At the same time, the Indian banking landscape was witnessing lot of changes with the entry of private sector and foreign banks. The two largest institutional lenders (IDBI and ICICI) were transformed into the commercial banks. This resultant competition amongst banks brought in changes in the lending practices. The requirement of 25 per cent of cash margin and additional collateral security for sanctioning the BG/LC limits was relaxed. This cash margin and security, which were mitigants for exposure risk of the banks, also acted as a deterrent against any reckless bidding because of the limited availability of BGs.
The easy availability of BGs led to aggressive bidding changing the dynamics of project execution. In fact, with the release of mobilisation advance against a BG, the entire risk got transferred to banks. The maximum damage to the contractor due to a termination of project was the black-listing by principal for a period of one year.
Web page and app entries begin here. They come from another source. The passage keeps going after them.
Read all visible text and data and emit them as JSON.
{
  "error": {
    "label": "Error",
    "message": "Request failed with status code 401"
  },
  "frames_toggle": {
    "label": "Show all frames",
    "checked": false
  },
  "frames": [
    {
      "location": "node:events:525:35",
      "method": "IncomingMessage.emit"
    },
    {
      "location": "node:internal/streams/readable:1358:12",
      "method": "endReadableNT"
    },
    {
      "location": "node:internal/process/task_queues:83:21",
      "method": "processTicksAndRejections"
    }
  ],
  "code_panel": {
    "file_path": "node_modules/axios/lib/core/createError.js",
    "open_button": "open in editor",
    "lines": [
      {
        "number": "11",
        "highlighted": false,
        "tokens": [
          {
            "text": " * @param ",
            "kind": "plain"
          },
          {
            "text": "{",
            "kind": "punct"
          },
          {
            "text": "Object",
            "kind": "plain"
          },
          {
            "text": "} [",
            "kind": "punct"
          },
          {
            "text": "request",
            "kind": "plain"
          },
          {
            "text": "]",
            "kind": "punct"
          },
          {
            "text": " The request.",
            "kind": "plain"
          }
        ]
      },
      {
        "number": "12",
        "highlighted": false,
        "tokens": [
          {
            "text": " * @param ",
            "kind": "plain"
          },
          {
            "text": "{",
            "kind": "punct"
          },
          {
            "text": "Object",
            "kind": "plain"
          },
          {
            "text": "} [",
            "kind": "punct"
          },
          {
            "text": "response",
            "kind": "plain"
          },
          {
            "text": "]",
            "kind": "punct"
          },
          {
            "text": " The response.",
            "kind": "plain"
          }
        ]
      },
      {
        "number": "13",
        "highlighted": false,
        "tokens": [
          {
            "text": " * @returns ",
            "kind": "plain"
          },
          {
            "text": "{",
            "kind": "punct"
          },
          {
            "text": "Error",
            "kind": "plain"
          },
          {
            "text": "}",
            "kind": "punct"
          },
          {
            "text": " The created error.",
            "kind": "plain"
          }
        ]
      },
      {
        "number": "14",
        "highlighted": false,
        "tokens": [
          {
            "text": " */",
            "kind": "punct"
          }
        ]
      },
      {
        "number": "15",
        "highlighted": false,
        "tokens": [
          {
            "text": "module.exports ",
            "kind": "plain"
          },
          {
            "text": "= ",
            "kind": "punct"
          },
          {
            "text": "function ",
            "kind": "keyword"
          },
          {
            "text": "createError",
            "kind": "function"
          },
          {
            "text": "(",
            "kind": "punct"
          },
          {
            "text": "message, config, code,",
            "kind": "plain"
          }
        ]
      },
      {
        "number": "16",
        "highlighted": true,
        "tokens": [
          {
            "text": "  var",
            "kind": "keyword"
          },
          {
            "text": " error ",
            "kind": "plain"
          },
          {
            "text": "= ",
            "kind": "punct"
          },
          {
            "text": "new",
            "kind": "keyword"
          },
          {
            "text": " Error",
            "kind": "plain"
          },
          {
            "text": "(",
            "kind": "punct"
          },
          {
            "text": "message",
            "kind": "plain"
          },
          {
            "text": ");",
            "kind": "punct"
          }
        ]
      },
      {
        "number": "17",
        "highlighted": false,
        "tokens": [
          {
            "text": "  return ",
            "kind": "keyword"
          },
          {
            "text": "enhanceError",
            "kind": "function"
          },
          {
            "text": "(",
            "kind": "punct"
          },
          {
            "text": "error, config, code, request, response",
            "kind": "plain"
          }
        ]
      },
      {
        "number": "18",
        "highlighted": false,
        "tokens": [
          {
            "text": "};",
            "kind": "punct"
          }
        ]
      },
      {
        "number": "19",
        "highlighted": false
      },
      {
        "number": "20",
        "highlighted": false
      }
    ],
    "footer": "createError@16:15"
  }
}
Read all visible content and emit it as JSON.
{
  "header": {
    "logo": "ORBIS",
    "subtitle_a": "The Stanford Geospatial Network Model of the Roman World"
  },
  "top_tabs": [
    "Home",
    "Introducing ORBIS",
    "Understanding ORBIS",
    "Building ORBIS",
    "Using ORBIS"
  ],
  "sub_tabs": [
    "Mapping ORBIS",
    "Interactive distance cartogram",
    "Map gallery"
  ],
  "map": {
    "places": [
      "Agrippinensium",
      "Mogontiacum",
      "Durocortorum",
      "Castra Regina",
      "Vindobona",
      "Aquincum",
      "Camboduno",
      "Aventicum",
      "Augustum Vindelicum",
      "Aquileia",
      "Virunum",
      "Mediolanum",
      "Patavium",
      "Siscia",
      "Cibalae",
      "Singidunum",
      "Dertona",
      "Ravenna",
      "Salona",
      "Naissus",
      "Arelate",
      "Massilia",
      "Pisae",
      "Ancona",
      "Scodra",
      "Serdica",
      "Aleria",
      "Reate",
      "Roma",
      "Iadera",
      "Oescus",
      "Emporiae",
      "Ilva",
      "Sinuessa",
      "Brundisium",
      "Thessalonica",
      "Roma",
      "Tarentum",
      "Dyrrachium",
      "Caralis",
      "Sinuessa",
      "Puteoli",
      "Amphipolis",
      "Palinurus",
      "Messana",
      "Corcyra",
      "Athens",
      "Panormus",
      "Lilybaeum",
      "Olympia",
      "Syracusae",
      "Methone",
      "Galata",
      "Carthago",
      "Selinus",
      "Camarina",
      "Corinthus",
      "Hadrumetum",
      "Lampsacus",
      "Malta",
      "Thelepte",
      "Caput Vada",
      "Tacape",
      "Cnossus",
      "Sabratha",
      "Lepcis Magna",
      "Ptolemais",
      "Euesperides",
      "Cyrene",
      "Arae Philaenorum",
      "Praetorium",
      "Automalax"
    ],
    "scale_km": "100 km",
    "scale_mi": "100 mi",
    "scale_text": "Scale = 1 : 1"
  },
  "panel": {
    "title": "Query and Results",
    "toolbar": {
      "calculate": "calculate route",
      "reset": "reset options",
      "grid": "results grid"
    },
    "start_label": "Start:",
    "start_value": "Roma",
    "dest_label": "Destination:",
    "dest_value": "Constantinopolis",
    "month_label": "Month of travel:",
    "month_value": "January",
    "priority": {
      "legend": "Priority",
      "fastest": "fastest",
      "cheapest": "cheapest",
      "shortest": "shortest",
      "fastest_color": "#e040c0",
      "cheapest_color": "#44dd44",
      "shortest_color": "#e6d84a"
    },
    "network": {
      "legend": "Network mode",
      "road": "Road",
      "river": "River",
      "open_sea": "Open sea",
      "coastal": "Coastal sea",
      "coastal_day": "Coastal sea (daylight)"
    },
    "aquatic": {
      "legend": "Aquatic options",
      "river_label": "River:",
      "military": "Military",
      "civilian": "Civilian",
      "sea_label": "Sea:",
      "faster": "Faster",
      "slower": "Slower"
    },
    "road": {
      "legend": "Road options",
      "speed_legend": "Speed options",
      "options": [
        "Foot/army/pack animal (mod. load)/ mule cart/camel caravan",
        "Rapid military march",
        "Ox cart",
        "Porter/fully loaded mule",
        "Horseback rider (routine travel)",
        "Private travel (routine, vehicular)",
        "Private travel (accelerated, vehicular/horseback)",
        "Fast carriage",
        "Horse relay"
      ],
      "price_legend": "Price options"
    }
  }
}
As most of these EPC contractors possessed the requisite pre-qualifications, they started bidding aggressively for the BOT projects with lack of complete understanding of the risks associated with them.
Underestimation of risks
Various risk factors associated with this model have been overlooked by all the stakeholders — the government, contractor and lending bank.
(i) Firstly, the viability of the project was established based on various assumptions such as growth in traffic, movement in inflation/interest rates etc., stretching over a long period, which turned out be hugely optimistic.
(ii) These projects were implemented by bidders through SPVs floated for the purpose, which are subsidiaries of the EPC company (parent). In order to raise the project debt at SPV level, they entered into a fixed price contracts with the parent which means that any loss on account cost overruns will accrue at the parent level. Lost in the din was the requirement of equity margin for the project funding, which was largely manipulated through accounting jugglery.
(iii) These projects were generally funded by bankers who were also present at the parent level. This over exposure triggered a vicious circle with banks staring at NPAs at both levels – i.e., parent and SPV.
(iv) Some of the large EPC companies had too many PPP projects on their plates that they had no bandwidth (in terms of resources and working capital support) left to take-up any fresh EPC contracts.
(v) Bank Guarantees, which were considered as risk-free non-fund-based instruments, started crystallizing into funded exposure because of the rampant invocations.
(vi) Many of the EPC companies, which had negligible debt prior to taking up the PPP projects had to raise Cash Credit/Overdraft limits to the tune of 40 per cent, which is not at all a viable working capital arrangement. The interest costs adding to the burgeoning operating losses started eroding balance sheets.
(vii) In order to keep the company going, most of these players resorted to accounting jugglery by including the ‘unbilled revenue’ as part of the revenues which camouflaged the balance sheets for couple of years.
Failure of the Corporate Debt Restructuring (CDR) mechanism and subsequently introduced revival packages accentuated the death of these EPC companies.
Death of these EPC companies means the death of pre-qualifications and expertise accumulated over a period of time which in turn will have a telling impact on the infrastructure development of the country.
The writer is a corporate banking professional in a leading private sector bank